- **Assigned task**
One line at a time, check the entries below for the word "label", and copy each line that has it.

*** The data Section Begins ***

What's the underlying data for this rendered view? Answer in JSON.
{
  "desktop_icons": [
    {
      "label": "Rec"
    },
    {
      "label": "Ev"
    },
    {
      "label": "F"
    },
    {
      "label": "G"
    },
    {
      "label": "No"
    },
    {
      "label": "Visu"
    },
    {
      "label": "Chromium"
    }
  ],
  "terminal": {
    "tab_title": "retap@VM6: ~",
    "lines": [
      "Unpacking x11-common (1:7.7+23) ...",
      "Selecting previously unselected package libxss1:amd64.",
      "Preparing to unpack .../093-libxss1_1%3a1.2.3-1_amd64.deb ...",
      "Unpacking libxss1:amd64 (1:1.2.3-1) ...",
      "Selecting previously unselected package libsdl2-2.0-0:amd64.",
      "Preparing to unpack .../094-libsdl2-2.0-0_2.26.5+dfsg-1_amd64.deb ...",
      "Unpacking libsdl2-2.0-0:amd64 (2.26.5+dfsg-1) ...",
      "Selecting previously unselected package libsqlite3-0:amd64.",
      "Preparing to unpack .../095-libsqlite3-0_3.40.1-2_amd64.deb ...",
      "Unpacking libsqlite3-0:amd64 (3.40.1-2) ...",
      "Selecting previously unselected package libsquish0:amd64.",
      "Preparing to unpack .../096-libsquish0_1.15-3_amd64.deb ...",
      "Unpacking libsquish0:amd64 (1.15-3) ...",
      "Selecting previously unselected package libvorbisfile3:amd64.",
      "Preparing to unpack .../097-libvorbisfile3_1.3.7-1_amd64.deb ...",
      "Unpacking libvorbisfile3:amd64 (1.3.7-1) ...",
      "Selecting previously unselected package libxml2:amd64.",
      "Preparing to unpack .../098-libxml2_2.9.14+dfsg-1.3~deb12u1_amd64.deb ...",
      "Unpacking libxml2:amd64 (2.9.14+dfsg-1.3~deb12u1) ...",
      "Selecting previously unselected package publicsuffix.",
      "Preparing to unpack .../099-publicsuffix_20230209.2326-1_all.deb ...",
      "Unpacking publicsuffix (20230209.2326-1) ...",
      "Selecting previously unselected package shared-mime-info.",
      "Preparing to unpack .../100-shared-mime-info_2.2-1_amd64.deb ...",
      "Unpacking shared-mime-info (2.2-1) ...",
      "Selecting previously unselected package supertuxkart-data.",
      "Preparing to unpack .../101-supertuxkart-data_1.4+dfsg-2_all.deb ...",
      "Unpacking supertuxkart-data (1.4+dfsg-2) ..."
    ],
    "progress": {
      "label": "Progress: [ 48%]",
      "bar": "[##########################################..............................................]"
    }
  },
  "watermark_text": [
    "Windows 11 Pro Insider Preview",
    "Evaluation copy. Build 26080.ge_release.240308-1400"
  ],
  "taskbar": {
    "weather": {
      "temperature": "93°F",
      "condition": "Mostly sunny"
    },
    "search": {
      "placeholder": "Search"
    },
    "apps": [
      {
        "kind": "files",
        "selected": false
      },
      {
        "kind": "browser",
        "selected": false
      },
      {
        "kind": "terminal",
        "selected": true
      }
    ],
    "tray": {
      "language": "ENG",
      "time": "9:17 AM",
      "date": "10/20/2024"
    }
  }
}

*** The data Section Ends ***

- **Answer for this exercise**
      "label": "Rec"
      "label": "Ev"
      "label": "F"
      "label": "G"
      "label": "No"
      "label": "Visu"
      "label": "Chromium"
      "label": "Progress: [ 48%]",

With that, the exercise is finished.